Starting with Carlsen (!) the names of the players who have fallen for this are impressive: Giri, So, Grischuk, Andreikin, Svidler, Jones, Fedoseev, Cheparinov, Alekseenko...

To make it worse, people keep falling into this trap. Nakamura’s latest victim is from a game played in February 2024.

Another shocking statistic is that Nakamura has 19 (!) games in his trap.

The thing I don’t understand is the following. There is a lot of talk in modern chess of one-game preparation or surprises because thanks to databases and engines everybody knows about it immediately and the effect wears off, thus making the preparation suitable only for one game. So in this case, let's assume that in online games players play fast and the move 5...c5 is such a natural one so they tend to play it routinely. But then I don't understand how players who have undoubtedly seen Nakamura's games (and you can be certain that top players follow each other’s games religiously) still keep falling for the trap, especially when playing against him!

While I cannot know the complete truth, I can only assume. Therefore my assumption is that nobody really cares! It's online, the responsibility for each move and game is low, people forget what they've prepared and there are perhaps other factors as well.

In spite of all this, I would still feel very embarassed to fall for this after having seen it so many times. I am sure somebody like Svidler certainly was feeling very embarassed.

If you decide to take up this idea against the KID, I am pretty sure you will have your own list of victims, and not only in online chess!
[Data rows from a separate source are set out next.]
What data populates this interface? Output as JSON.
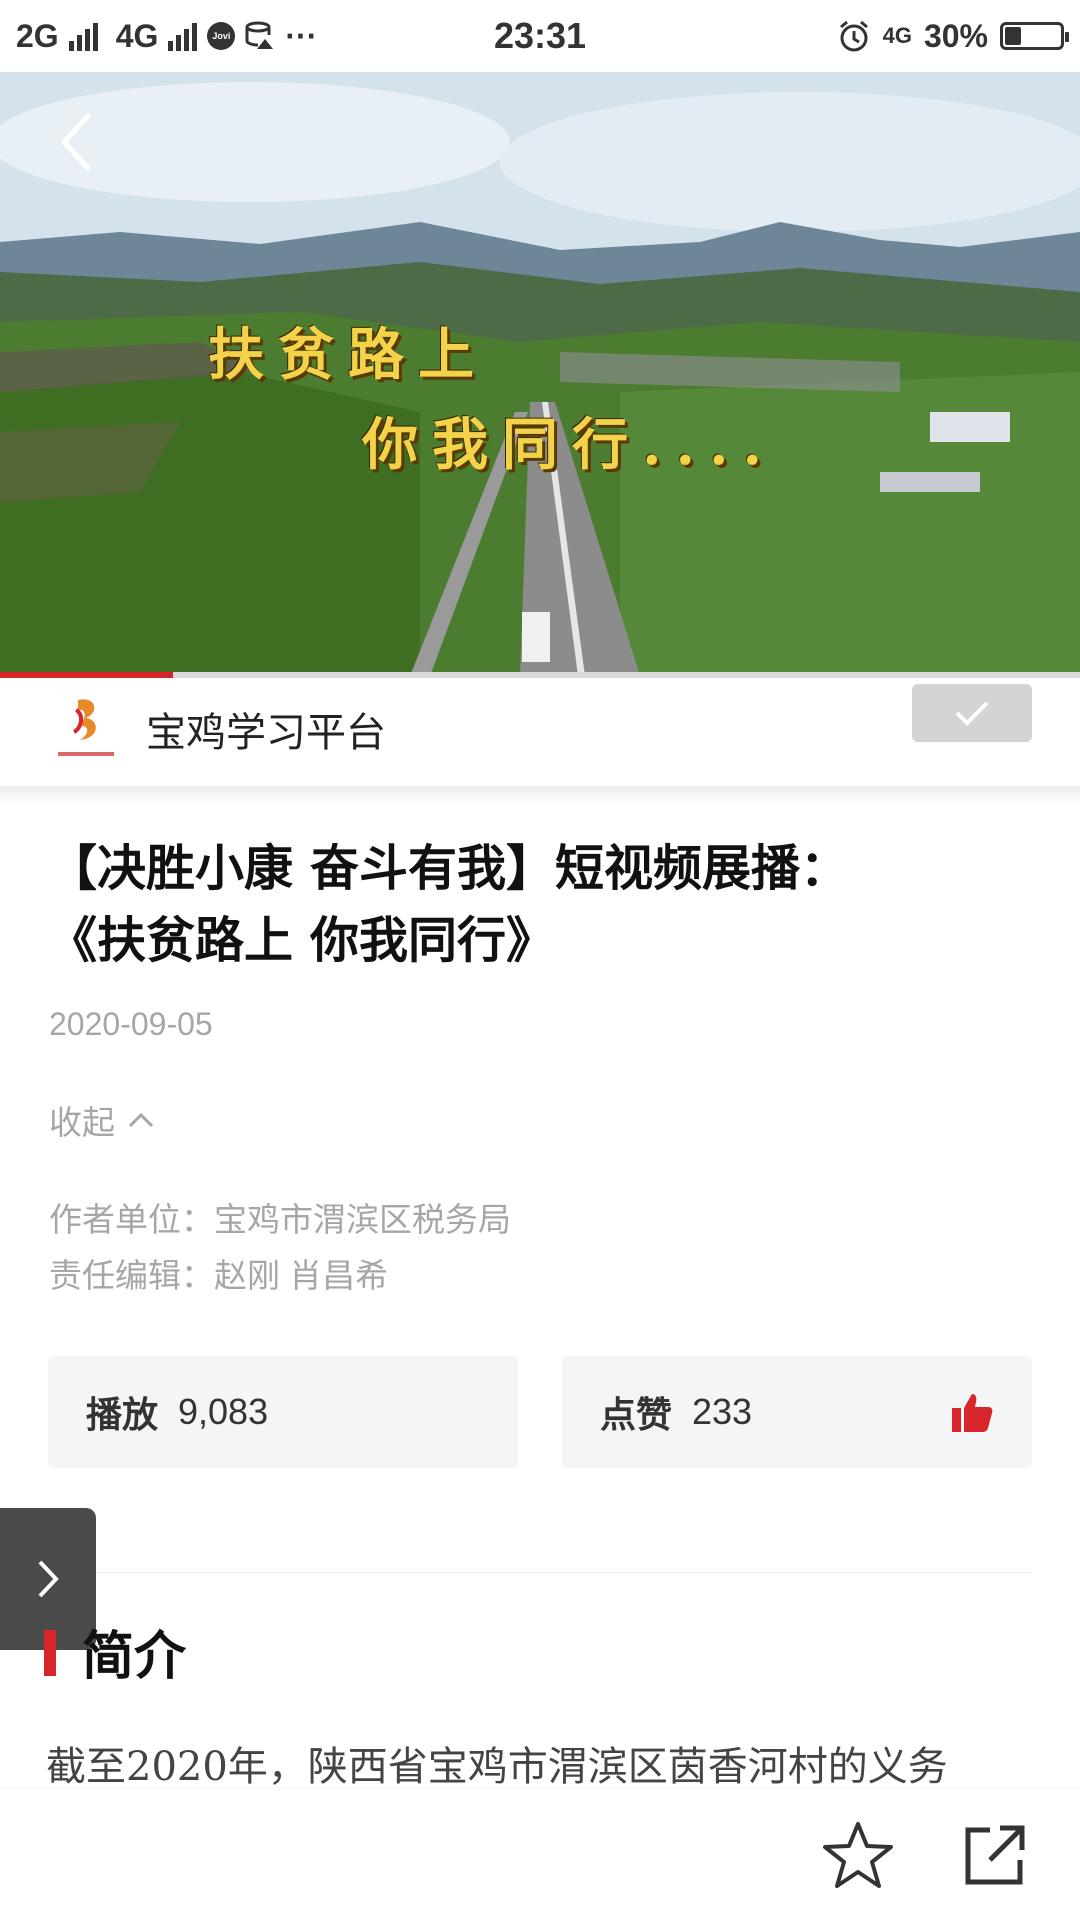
{
  "status_bar": {
    "network1": "2G",
    "network2": "4G",
    "jovi": "Jovi",
    "more": "···",
    "time": "23:31",
    "lte": "4G",
    "battery": "30%",
    "battery_level": 0.3
  },
  "video": {
    "caption_line1": "扶贫路上",
    "caption_line2": "你我同行....",
    "progress": 0.16
  },
  "channel": {
    "name": "宝鸡学习平台"
  },
  "article": {
    "title_line1": "【决胜小康 奋斗有我】短视频展播：",
    "title_line2": "《扶贫路上 你我同行》",
    "date": "2020-09-05",
    "collapse_label": "收起",
    "author_unit": "作者单位：宝鸡市渭滨区税务局",
    "editor": "责任编辑：赵刚 肖昌希"
  },
  "stats": {
    "play_label": "播放",
    "play_value": "9,083",
    "like_label": "点赞",
    "like_value": "233"
  },
  "intro": {
    "heading": "简介",
    "text": "截至2020年，陕西省宝鸡市渭滨区茵香河村的义务"
  },
  "colors": {
    "accent": "#d6262b",
    "muted_text": "#a6a6a6",
    "stat_bg": "#f4f5f7"
  },
  "icons": {
    "back": "chevron-left-icon",
    "follow": "check-icon",
    "collapse": "chevron-up-icon",
    "like": "thumbs-up-icon",
    "side_tab": "chevron-right-icon",
    "favorite": "star-icon",
    "share": "share-icon"
  }
}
To complement that last sentence, you can take a look at this old video of mine, where I show how to prepare against the KID in 10 minutes. It also includes the Nakamura trap. Apologies for the poor video and sound quality, at least the moves are good! While there, feel free to browse my other and newer videos and consider subscribing!